## WHAT TO WORK ON
Each line in the entries below that holds the word "себя" belongs in the answer.

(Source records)

▬▬▬▬▬▬▬▬▬▬

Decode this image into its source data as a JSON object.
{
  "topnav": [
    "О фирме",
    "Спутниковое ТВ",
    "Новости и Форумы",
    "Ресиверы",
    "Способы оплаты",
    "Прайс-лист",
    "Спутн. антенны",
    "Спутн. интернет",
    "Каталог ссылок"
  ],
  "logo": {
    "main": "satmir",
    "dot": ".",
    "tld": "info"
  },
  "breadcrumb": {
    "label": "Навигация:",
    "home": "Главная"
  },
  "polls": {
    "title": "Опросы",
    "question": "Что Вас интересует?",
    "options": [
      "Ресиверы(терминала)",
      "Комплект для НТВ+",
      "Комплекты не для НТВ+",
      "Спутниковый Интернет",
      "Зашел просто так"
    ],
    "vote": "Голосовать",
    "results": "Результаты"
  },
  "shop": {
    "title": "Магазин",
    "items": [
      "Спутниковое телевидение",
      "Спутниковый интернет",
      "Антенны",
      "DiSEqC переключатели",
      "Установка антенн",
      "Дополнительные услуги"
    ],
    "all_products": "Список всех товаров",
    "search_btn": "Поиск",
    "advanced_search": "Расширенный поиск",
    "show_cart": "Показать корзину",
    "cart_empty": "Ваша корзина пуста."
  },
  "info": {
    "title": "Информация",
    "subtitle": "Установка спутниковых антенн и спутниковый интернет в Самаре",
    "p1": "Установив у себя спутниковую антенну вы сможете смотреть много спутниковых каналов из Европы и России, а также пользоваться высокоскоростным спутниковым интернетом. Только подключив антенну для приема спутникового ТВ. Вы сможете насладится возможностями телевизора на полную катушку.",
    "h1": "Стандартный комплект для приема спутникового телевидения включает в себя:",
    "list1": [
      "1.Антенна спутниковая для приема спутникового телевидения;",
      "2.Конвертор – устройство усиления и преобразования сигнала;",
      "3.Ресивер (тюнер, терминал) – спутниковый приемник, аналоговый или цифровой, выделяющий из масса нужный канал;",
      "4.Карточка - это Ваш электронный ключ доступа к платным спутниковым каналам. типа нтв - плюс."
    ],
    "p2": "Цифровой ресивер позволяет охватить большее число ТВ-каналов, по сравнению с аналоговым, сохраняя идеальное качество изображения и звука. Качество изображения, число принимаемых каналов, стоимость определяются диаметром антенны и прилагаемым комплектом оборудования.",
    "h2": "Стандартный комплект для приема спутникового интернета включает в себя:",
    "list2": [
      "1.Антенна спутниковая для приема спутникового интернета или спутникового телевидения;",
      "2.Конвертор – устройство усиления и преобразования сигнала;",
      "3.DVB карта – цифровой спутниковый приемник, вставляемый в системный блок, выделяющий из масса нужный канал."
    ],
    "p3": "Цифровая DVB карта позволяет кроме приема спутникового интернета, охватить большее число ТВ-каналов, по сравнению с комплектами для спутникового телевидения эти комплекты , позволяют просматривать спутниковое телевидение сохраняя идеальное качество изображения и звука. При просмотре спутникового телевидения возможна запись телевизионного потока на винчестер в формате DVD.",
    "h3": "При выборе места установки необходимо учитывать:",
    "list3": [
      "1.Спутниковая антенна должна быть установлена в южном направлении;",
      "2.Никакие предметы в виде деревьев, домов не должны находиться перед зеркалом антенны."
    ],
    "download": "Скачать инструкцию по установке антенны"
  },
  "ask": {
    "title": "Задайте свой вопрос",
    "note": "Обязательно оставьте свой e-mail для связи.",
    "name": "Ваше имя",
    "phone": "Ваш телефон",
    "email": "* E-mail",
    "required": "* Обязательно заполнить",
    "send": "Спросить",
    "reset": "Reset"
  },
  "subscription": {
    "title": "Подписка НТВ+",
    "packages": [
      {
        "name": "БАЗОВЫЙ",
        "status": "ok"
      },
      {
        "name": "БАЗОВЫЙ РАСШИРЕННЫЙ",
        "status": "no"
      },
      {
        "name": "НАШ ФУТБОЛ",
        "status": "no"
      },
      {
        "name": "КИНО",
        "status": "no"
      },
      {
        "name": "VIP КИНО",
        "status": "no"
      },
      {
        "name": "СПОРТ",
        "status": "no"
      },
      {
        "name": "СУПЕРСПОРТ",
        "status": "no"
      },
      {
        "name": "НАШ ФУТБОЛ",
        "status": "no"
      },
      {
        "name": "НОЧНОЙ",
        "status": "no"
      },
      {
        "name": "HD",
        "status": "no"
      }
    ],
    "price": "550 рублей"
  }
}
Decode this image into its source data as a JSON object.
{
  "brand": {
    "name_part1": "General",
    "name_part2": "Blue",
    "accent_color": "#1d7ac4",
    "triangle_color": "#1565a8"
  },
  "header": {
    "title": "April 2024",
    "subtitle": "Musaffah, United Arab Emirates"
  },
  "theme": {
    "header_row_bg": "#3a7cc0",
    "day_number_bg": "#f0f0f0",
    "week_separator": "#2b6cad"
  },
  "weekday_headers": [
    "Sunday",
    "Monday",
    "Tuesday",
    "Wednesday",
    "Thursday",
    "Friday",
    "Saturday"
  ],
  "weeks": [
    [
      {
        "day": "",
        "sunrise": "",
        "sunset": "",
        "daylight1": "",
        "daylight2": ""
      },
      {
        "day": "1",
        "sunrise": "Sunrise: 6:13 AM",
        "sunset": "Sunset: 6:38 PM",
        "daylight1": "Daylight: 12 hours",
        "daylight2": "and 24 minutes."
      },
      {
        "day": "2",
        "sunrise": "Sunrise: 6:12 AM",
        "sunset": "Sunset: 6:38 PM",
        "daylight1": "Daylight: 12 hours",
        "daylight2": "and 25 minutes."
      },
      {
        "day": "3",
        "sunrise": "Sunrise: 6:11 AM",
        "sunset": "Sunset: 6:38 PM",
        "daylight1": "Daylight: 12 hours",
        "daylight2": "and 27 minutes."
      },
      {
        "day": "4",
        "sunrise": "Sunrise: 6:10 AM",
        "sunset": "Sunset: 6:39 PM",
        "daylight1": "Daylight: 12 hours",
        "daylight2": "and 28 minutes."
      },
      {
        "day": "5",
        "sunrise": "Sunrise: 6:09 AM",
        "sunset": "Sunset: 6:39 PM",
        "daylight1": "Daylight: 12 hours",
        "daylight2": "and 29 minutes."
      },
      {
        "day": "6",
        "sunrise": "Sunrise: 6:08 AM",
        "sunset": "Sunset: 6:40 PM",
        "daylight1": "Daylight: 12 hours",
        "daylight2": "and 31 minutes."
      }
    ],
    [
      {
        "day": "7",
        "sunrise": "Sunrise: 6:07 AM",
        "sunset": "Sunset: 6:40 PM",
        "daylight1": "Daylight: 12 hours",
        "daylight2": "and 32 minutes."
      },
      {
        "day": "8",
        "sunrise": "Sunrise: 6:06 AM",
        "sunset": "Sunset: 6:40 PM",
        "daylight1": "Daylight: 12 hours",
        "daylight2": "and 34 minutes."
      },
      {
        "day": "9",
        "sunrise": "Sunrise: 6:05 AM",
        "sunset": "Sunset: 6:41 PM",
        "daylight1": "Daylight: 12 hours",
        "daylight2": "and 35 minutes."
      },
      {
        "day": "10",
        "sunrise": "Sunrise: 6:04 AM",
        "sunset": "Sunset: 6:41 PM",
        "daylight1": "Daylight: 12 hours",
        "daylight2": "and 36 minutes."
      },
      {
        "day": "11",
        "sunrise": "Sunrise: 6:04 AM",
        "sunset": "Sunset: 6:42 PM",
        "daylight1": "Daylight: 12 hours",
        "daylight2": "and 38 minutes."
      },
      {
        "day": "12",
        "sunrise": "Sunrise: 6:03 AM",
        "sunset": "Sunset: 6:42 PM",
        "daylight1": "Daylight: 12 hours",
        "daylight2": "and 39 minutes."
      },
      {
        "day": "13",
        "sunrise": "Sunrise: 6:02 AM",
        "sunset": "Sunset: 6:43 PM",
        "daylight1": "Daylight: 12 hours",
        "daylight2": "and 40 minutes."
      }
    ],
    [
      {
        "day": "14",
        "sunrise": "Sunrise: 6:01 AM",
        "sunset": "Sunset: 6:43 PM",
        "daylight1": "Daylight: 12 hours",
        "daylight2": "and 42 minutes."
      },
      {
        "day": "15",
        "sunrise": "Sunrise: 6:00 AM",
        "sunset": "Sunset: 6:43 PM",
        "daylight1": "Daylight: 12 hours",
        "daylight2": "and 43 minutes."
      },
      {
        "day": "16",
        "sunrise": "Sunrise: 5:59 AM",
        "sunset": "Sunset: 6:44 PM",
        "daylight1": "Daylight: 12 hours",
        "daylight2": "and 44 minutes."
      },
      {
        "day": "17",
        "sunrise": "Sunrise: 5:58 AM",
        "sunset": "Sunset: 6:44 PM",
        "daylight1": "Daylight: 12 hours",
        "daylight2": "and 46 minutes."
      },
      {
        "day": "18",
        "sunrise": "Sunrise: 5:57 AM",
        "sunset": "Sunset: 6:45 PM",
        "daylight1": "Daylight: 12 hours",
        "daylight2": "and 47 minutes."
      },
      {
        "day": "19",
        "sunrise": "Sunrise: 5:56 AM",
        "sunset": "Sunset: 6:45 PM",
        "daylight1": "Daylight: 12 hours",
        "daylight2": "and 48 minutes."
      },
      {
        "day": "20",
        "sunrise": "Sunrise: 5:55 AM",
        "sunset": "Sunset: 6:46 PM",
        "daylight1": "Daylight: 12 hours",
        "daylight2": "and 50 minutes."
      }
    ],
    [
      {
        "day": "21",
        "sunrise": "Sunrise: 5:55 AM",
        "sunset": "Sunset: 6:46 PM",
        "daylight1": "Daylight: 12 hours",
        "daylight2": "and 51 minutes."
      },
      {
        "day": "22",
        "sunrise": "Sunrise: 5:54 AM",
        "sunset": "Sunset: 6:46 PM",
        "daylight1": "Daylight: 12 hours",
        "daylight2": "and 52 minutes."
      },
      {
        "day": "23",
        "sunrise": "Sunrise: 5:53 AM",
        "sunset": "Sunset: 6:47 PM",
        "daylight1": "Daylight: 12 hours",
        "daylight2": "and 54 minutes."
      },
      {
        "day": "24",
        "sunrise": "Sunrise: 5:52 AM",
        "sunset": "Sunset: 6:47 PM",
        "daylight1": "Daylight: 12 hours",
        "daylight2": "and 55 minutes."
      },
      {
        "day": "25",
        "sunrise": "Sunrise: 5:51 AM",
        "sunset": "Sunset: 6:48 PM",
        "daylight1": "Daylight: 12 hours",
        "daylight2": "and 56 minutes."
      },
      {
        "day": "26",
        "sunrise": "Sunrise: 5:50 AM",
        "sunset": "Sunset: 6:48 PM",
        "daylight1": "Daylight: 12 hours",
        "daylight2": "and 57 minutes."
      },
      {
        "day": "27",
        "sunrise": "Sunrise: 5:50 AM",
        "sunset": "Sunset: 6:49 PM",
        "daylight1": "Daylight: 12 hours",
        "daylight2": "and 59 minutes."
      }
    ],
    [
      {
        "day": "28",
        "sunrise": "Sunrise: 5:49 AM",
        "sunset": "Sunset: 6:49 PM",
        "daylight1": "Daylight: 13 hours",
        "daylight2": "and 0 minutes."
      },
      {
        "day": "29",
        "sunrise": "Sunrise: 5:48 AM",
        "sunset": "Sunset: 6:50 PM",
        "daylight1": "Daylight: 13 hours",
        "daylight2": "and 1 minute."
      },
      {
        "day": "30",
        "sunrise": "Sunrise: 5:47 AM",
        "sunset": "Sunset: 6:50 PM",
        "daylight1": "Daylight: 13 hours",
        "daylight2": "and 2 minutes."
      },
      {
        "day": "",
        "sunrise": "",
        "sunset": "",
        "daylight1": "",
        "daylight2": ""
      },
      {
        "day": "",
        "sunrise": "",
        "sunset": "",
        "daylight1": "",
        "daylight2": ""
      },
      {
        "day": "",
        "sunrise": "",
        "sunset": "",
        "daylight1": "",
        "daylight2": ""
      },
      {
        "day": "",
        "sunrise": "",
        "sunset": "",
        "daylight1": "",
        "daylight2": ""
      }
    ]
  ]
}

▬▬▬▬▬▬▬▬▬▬

## WORKED SOLUTION
    "p1": "Установив у себя спутниковую антенну вы сможете смотреть много спутниковых каналов из Европы и России, а также пользоваться высокоскоростным спутниковым интернетом. Только подключив антенну для приема спутникового ТВ. Вы сможете насладится возможностями телевизора на полную катушку.",
    "h1": "Стандартный комплект для приема спутникового телевидения включает в себя:",
    "h2": "Стандартный комплект для приема спутникового интернета включает в себя:",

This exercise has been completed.